### [What you need to do]
Copy out each line of the data that holds the string "window".

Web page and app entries

--*--

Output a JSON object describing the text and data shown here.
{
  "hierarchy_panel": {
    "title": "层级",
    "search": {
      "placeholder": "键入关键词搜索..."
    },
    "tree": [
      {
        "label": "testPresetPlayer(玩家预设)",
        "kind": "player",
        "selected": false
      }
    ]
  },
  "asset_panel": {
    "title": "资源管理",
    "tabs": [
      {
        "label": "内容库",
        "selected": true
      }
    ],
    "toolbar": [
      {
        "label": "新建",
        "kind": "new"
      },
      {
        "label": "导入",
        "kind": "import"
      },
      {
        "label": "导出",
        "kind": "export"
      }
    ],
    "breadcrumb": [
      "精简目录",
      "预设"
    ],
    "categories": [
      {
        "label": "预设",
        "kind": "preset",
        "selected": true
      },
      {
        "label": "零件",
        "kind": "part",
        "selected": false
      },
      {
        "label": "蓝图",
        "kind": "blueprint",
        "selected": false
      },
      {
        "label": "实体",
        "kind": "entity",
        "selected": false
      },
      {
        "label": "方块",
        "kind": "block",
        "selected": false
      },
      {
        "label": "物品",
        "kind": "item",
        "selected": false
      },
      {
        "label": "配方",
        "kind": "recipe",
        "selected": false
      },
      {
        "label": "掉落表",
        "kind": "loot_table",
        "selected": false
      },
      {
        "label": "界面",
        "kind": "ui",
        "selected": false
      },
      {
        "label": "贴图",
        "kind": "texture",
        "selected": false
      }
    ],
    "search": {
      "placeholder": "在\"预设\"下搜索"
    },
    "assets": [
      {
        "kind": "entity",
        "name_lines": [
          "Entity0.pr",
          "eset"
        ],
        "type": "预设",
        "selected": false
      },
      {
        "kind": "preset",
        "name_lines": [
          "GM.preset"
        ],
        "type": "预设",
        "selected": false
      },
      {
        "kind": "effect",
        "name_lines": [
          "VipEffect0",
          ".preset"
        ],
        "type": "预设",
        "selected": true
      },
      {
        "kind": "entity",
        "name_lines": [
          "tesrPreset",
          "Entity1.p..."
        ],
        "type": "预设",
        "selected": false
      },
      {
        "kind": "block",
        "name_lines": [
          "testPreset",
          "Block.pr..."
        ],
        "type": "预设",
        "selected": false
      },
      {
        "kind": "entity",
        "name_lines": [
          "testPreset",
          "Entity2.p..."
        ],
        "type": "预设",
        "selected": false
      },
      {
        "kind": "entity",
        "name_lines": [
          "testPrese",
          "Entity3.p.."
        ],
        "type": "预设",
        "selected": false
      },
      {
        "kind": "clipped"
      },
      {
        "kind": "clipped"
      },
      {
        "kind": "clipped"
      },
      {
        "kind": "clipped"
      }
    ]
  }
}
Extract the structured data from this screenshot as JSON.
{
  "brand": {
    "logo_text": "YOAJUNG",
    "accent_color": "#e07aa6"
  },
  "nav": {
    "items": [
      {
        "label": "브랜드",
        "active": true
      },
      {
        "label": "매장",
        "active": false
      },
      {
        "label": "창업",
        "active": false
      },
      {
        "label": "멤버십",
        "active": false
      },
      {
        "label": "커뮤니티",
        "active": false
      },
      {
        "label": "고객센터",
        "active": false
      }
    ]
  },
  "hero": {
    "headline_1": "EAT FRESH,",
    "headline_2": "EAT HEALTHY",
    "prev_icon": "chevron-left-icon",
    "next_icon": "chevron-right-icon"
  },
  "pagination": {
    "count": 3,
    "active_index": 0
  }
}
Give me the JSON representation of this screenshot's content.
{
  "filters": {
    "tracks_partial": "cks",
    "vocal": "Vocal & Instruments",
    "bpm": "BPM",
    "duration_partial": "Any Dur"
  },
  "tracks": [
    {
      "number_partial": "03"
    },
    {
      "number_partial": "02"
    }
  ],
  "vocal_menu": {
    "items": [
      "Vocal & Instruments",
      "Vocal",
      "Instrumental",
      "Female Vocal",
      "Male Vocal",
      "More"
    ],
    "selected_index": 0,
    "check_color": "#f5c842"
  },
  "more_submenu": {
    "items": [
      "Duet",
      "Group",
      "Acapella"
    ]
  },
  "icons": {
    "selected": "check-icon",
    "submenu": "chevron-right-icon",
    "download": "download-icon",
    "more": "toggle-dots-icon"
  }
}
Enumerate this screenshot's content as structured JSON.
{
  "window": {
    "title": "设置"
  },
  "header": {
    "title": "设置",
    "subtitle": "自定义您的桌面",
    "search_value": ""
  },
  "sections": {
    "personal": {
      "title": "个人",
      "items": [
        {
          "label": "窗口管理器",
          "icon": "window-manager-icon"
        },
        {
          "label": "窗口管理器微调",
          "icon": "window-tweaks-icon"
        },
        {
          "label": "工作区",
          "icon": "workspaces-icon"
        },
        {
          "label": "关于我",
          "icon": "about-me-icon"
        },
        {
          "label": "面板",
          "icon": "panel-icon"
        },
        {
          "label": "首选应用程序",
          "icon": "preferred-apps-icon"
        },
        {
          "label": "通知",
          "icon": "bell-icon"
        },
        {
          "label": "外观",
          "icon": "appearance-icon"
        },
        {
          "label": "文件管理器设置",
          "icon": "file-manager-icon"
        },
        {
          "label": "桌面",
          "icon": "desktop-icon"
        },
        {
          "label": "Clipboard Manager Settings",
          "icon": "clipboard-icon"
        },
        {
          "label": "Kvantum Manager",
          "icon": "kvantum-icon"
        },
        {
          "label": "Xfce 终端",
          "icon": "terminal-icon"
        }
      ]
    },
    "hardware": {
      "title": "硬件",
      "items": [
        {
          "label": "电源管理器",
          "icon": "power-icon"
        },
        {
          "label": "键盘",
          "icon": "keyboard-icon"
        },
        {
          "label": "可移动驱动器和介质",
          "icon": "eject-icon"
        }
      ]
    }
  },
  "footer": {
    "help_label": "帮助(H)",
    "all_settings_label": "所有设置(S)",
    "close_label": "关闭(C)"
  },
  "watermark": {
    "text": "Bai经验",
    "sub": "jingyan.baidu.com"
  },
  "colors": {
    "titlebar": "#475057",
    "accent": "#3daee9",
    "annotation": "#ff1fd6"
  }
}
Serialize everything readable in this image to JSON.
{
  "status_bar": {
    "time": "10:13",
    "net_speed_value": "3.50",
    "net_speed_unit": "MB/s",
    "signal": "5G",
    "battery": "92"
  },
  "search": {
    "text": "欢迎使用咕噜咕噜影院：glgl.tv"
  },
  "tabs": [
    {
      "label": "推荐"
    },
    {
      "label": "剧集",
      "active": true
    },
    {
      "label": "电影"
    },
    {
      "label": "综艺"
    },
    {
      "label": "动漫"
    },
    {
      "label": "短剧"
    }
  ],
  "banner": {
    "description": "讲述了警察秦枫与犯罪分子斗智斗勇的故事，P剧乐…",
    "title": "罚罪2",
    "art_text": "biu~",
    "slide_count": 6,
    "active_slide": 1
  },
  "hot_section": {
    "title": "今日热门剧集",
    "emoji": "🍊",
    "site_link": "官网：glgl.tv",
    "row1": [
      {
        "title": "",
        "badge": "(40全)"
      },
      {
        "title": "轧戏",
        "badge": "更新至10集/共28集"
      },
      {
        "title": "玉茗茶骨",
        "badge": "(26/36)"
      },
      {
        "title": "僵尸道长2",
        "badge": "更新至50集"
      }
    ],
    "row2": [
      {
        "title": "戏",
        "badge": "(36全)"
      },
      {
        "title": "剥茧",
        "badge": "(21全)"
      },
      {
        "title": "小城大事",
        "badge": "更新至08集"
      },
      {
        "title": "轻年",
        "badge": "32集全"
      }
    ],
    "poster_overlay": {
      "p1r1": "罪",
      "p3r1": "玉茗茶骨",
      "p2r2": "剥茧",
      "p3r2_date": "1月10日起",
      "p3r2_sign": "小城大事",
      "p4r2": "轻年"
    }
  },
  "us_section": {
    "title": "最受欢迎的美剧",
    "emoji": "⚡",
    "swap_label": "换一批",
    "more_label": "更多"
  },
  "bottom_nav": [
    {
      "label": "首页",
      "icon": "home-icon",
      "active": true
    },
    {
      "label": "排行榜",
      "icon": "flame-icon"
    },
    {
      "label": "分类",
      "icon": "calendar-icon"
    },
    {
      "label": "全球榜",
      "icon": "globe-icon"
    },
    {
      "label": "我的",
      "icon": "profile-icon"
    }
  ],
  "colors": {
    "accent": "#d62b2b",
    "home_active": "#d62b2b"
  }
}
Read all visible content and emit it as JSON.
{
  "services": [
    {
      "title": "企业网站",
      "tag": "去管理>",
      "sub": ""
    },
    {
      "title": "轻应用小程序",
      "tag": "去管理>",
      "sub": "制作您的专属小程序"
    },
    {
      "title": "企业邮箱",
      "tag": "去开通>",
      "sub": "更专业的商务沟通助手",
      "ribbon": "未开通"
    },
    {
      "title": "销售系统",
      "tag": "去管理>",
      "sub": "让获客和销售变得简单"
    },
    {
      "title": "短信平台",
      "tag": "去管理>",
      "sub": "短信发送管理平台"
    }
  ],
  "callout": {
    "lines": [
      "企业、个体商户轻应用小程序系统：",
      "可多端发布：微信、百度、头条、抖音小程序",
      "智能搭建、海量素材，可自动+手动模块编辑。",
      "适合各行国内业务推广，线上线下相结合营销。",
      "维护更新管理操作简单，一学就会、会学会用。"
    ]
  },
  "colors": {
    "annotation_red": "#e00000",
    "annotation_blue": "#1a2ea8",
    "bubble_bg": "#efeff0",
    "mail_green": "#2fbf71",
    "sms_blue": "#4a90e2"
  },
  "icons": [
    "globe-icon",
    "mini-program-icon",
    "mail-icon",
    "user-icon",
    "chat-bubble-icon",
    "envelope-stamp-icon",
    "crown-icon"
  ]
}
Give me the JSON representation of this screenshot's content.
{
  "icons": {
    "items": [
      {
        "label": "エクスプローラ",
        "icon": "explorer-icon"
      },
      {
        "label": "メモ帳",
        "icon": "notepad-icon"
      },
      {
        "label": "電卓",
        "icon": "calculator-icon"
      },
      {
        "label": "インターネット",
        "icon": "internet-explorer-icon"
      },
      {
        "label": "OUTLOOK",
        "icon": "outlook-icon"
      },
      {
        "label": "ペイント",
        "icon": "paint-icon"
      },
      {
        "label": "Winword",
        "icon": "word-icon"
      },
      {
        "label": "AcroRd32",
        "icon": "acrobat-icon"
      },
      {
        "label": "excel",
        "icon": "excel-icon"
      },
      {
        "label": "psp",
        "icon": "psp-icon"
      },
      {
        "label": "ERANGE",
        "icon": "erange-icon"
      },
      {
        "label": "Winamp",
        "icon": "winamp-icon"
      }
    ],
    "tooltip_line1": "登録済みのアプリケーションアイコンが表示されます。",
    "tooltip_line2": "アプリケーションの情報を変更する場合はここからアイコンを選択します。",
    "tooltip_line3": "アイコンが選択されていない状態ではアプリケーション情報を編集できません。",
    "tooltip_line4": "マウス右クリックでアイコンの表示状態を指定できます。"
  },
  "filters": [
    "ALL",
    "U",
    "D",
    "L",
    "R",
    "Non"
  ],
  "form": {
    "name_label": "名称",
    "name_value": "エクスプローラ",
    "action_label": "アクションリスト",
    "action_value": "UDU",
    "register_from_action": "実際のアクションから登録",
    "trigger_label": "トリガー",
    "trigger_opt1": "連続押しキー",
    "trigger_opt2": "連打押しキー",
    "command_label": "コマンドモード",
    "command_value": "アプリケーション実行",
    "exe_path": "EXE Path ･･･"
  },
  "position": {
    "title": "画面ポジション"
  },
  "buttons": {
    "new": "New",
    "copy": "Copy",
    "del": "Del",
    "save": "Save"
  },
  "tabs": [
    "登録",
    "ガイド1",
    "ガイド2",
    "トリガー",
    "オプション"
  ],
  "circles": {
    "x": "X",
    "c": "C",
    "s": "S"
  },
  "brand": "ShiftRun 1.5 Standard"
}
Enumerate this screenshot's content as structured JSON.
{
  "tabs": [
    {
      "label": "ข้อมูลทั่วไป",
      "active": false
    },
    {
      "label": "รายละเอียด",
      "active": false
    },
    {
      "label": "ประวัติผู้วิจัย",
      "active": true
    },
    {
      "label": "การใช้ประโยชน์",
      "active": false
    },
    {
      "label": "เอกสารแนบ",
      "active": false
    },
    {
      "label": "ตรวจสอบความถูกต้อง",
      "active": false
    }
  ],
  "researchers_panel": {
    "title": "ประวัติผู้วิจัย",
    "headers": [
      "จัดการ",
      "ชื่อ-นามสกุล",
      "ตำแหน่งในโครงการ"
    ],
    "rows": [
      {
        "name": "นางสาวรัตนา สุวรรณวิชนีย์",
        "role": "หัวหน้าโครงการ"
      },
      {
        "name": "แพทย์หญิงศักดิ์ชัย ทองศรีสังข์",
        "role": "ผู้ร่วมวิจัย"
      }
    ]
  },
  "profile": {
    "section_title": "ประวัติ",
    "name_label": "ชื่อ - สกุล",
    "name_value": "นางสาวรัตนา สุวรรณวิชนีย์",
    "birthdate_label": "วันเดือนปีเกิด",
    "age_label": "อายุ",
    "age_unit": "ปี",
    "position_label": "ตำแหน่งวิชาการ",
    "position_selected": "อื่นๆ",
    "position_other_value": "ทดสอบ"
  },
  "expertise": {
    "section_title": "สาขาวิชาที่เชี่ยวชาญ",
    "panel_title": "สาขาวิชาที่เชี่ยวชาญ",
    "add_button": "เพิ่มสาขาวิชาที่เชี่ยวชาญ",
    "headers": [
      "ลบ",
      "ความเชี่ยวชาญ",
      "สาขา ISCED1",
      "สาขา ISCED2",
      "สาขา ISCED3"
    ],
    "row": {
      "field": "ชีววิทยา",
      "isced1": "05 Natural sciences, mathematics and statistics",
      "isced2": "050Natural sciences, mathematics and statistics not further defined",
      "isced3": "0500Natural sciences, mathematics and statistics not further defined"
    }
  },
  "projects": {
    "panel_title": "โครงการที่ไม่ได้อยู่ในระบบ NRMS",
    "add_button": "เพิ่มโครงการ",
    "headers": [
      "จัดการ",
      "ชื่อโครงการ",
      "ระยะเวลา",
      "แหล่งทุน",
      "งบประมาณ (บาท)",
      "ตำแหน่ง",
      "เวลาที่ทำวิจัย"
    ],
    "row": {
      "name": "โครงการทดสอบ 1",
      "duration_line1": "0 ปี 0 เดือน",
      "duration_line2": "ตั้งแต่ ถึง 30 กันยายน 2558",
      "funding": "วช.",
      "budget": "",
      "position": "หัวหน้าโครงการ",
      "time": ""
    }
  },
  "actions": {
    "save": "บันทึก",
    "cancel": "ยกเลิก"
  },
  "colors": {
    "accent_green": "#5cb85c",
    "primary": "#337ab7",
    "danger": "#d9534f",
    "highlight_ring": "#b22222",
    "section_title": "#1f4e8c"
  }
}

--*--

### [Result]
  "window": {
          "icon": "window-manager-icon"
          "icon": "window-tweaks-icon"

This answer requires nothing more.